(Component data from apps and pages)
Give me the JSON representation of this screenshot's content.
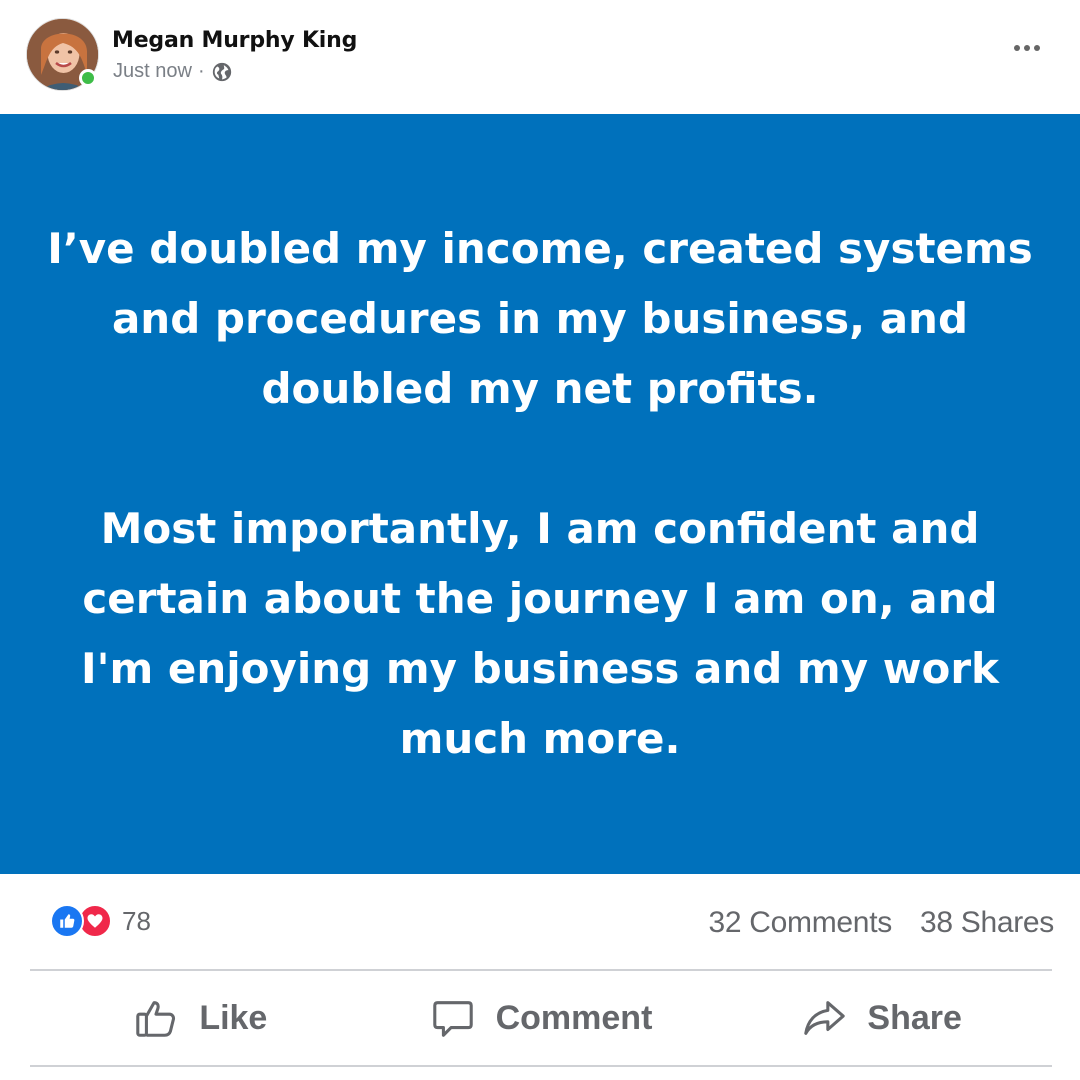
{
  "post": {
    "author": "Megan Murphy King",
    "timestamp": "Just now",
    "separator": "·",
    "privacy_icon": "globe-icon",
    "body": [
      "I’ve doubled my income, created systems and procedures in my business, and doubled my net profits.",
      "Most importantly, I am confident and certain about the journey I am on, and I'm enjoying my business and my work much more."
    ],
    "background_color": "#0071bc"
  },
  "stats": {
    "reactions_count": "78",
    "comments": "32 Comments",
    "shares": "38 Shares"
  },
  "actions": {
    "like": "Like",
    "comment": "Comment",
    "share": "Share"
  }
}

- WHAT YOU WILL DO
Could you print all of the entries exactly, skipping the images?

- EXERCISE OUTPUT
Give me the JSON representation of this screenshot's content.
{
  "post": {
    "author": "Megan Murphy King",
    "timestamp": "Just now",
    "separator": "·",
    "privacy_icon": "globe-icon",
    "body": [
      "I’ve doubled my income, created systems and procedures in my business, and doubled my net profits.",
      "Most importantly, I am confident and certain about the journey I am on, and I'm enjoying my business and my work much more."
    ],
    "background_color": "#0071bc"
  },
  "stats": {
    "reactions_count": "78",
    "comments": "32 Comments",
    "shares": "38 Shares"
  },
  "actions": {
    "like": "Like",
    "comment": "Comment",
    "share": "Share"
  }
}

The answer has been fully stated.